App and web page records:
┌──

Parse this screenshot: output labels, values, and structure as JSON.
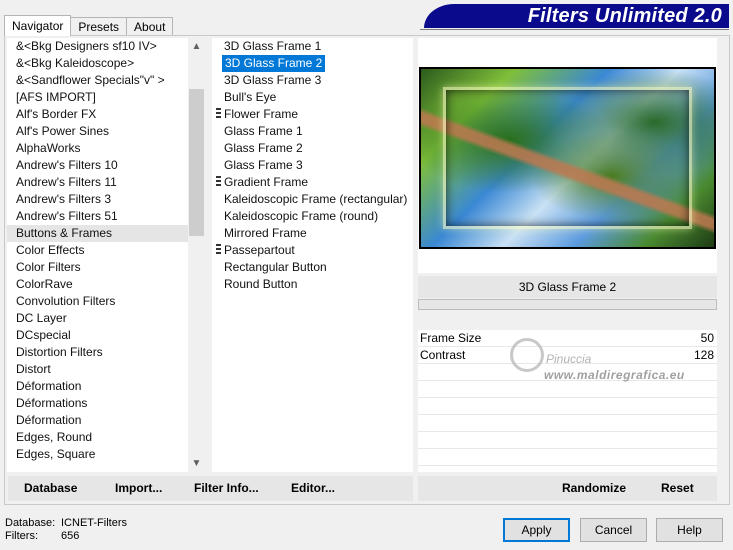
{
  "tabs": [
    "Navigator",
    "Presets",
    "About"
  ],
  "active_tab": "Navigator",
  "title": "Filters Unlimited 2.0",
  "categories": [
    "&<Bkg Designers sf10 IV>",
    "&<Bkg Kaleidoscope>",
    "&<Sandflower Specials\"v\" >",
    "[AFS IMPORT]",
    "Alf's Border FX",
    "Alf's Power Sines",
    "AlphaWorks",
    "Andrew's Filters 10",
    "Andrew's Filters 11",
    "Andrew's Filters 3",
    "Andrew's Filters 51",
    "Buttons & Frames",
    "Color Effects",
    "Color Filters",
    "ColorRave",
    "Convolution Filters",
    "DC Layer",
    "DCspecial",
    "Distortion Filters",
    "Distort",
    "Déformation",
    "Déformations",
    "Déformation",
    "Edges, Round",
    "Edges, Square"
  ],
  "selected_category_index": 11,
  "filters": [
    {
      "label": "3D Glass Frame 1",
      "grip": false
    },
    {
      "label": "3D Glass Frame 2",
      "grip": false
    },
    {
      "label": "3D Glass Frame 3",
      "grip": false
    },
    {
      "label": "Bull's Eye",
      "grip": false
    },
    {
      "label": "Flower Frame",
      "grip": true
    },
    {
      "label": "Glass Frame 1",
      "grip": false
    },
    {
      "label": "Glass Frame 2",
      "grip": false
    },
    {
      "label": "Glass Frame 3",
      "grip": false
    },
    {
      "label": "Gradient Frame",
      "grip": true
    },
    {
      "label": "Kaleidoscopic Frame (rectangular)",
      "grip": false
    },
    {
      "label": "Kaleidoscopic Frame (round)",
      "grip": false
    },
    {
      "label": "Mirrored Frame",
      "grip": false
    },
    {
      "label": "Passepartout",
      "grip": true
    },
    {
      "label": "Rectangular Button",
      "grip": false
    },
    {
      "label": "Round Button",
      "grip": false
    }
  ],
  "selected_filter_index": 1,
  "filter_name": "3D Glass Frame 2",
  "params": [
    {
      "label": "Frame Size",
      "value": "50"
    },
    {
      "label": "Contrast",
      "value": "128"
    }
  ],
  "watermark": {
    "name": "Pinuccia",
    "site": "www.maldiregrafica.eu"
  },
  "left_buttons": [
    "Database",
    "Import...",
    "Filter Info...",
    "Editor..."
  ],
  "right_buttons": [
    "Randomize",
    "Reset"
  ],
  "status": {
    "database_label": "Database:",
    "database_value": "ICNET-Filters",
    "filters_label": "Filters:",
    "filters_value": "656"
  },
  "dialog_buttons": {
    "apply": "Apply",
    "cancel": "Cancel",
    "help": "Help"
  },
  "colors": {
    "accent": "#0078d7",
    "banner": "#0a0a8c"
  }
}
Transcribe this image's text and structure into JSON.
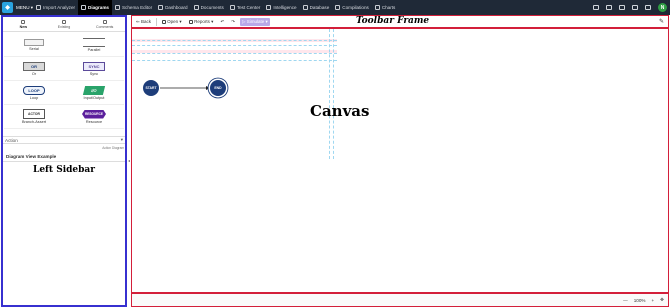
{
  "topnav": {
    "menu_label": "MENU ▾",
    "items": [
      {
        "label": "Import Analyzer"
      },
      {
        "label": "Diagrams"
      },
      {
        "label": "Schema Editor"
      },
      {
        "label": "Dashboard"
      },
      {
        "label": "Documents"
      },
      {
        "label": "Test Center"
      },
      {
        "label": "Intelligence"
      },
      {
        "label": "Database"
      },
      {
        "label": "Compilations"
      },
      {
        "label": "Charts"
      }
    ],
    "active_item": "Diagrams",
    "avatar_initial": "N"
  },
  "sidebar": {
    "tabs": [
      {
        "label": "New"
      },
      {
        "label": "Existing"
      },
      {
        "label": "Comments"
      }
    ],
    "palette": [
      {
        "label": "Serial",
        "shape_text": ""
      },
      {
        "label": "Parallel",
        "shape_text": ""
      },
      {
        "label": "Or",
        "shape_text": "OR"
      },
      {
        "label": "Sync",
        "shape_text": "SYNC"
      },
      {
        "label": "Loop",
        "shape_text": "LOOP"
      },
      {
        "label": "Input/Output",
        "shape_text": "I/O"
      },
      {
        "label": "Branch-Assert",
        "shape_text": "ACTOR"
      },
      {
        "label": "Resource",
        "shape_text": "RESOURCE"
      }
    ],
    "action_label": "Action",
    "action_diagram_label": "Action Diagram",
    "view_section_title": "Diagram View Example",
    "overlay_label": "Left Sidebar"
  },
  "toolbar": {
    "back_label": "Back",
    "open_label": "Open ▾",
    "reports_label": "Reports ▾",
    "undo_icon": "undo-icon",
    "redo_icon": "redo-icon",
    "simulate_label": "Simulate ▾",
    "overlay_label": "Toolbar Frame"
  },
  "canvas": {
    "start_label": "START",
    "end_label": "END",
    "overlay_label": "Canvas"
  },
  "statusbar": {
    "zoom_out": "—",
    "zoom_level": "100%",
    "zoom_in": "+",
    "fit_icon": "move-icon"
  },
  "colors": {
    "topbar": "#1f2937",
    "sidebar_border": "#3730d0",
    "frame_border": "#d31f3a",
    "node_fill": "#1d3d7a",
    "avatar": "#2e9c43"
  }
}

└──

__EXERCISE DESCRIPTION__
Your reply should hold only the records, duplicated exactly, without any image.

__RESULT FOR THIS EXERCISE__
Parse this screenshot: output labels, values, and structure as JSON.
{
  "tabs": [
    "Navigator",
    "Presets",
    "About"
  ],
  "active_tab": "Navigator",
  "title": "Filters Unlimited 2.0",
  "categories": [
    "&<Bkg Designers sf10 IV>",
    "&<Bkg Kaleidoscope>",
    "&<Sandflower Specials\"v\" >",
    "[AFS IMPORT]",
    "Alf's Border FX",
    "Alf's Power Sines",
    "AlphaWorks",
    "Andrew's Filters 10",
    "Andrew's Filters 11",
    "Andrew's Filters 3",
    "Andrew's Filters 51",
    "Buttons & Frames",
    "Color Effects",
    "Color Filters",
    "ColorRave",
    "Convolution Filters",
    "DC Layer",
    "DCspecial",
    "Distortion Filters",
    "Distort",
    "Déformation",
    "Déformations",
    "Déformation",
    "Edges, Round",
    "Edges, Square"
  ],
  "selected_category_index": 11,
  "filters": [
    {
      "label": "3D Glass Frame 1",
      "grip": false
    },
    {
      "label": "3D Glass Frame 2",
      "grip": false
    },
    {
      "label": "3D Glass Frame 3",
      "grip": false
    },
    {
      "label": "Bull's Eye",
      "grip": false
    },
    {
      "label": "Flower Frame",
      "grip": true
    },
    {
      "label": "Glass Frame 1",
      "grip": false
    },
    {
      "label": "Glass Frame 2",
      "grip": false
    },
    {
      "label": "Glass Frame 3",
      "grip": false
    },
    {
      "label": "Gradient Frame",
      "grip": true
    },
    {
      "label": "Kaleidoscopic Frame (rectangular)",
      "grip": false
    },
    {
      "label": "Kaleidoscopic Frame (round)",
      "grip": false
    },
    {
      "label": "Mirrored Frame",
      "grip": false
    },
    {
      "label": "Passepartout",
      "grip": true
    },
    {
      "label": "Rectangular Button",
      "grip": false
    },
    {
      "label": "Round Button",
      "grip": false
    }
  ],
  "selected_filter_index": 1,
  "filter_name": "3D Glass Frame 2",
  "params": [
    {
      "label": "Frame Size",
      "value": "50"
    },
    {
      "label": "Contrast",
      "value": "128"
    }
  ],
  "watermark": {
    "name": "Pinuccia",
    "site": "www.maldiregrafica.eu"
  },
  "left_buttons": [
    "Database",
    "Import...",
    "Filter Info...",
    "Editor..."
  ],
  "right_buttons": [
    "Randomize",
    "Reset"
  ],
  "status": {
    "database_label": "Database:",
    "database_value": "ICNET-Filters",
    "filters_label": "Filters:",
    "filters_value": "656"
  },
  "dialog_buttons": {
    "apply": "Apply",
    "cancel": "Cancel",
    "help": "Help"
  },
  "colors": {
    "accent": "#0078d7",
    "banner": "#0a0a8c"
  }
}
Transcribe this image's text and structure into JSON.
{
  "topnav": {
    "menu_label": "MENU ▾",
    "items": [
      {
        "label": "Import Analyzer"
      },
      {
        "label": "Diagrams"
      },
      {
        "label": "Schema Editor"
      },
      {
        "label": "Dashboard"
      },
      {
        "label": "Documents"
      },
      {
        "label": "Test Center"
      },
      {
        "label": "Intelligence"
      },
      {
        "label": "Database"
      },
      {
        "label": "Compilations"
      },
      {
        "label": "Charts"
      }
    ],
    "active_item": "Diagrams",
    "avatar_initial": "N"
  },
  "sidebar": {
    "tabs": [
      {
        "label": "New"
      },
      {
        "label": "Existing"
      },
      {
        "label": "Comments"
      }
    ],
    "palette": [
      {
        "label": "Serial",
        "shape_text": ""
      },
      {
        "label": "Parallel",
        "shape_text": ""
      },
      {
        "label": "Or",
        "shape_text": "OR"
      },
      {
        "label": "Sync",
        "shape_text": "SYNC"
      },
      {
        "label": "Loop",
        "shape_text": "LOOP"
      },
      {
        "label": "Input/Output",
        "shape_text": "I/O"
      },
      {
        "label": "Branch-Assert",
        "shape_text": "ACTOR"
      },
      {
        "label": "Resource",
        "shape_text": "RESOURCE"
      }
    ],
    "action_label": "Action",
    "action_diagram_label": "Action Diagram",
    "view_section_title": "Diagram View Example",
    "overlay_label": "Left Sidebar"
  },
  "toolbar": {
    "back_label": "Back",
    "open_label": "Open ▾",
    "reports_label": "Reports ▾",
    "undo_icon": "undo-icon",
    "redo_icon": "redo-icon",
    "simulate_label": "Simulate ▾",
    "overlay_label": "Toolbar Frame"
  },
  "canvas": {
    "start_label": "START",
    "end_label": "END",
    "overlay_label": "Canvas"
  },
  "statusbar": {
    "zoom_out": "—",
    "zoom_level": "100%",
    "zoom_in": "+",
    "fit_icon": "move-icon"
  },
  "colors": {
    "topbar": "#1f2937",
    "sidebar_border": "#3730d0",
    "frame_border": "#d31f3a",
    "node_fill": "#1d3d7a",
    "avatar": "#2e9c43"
  }
}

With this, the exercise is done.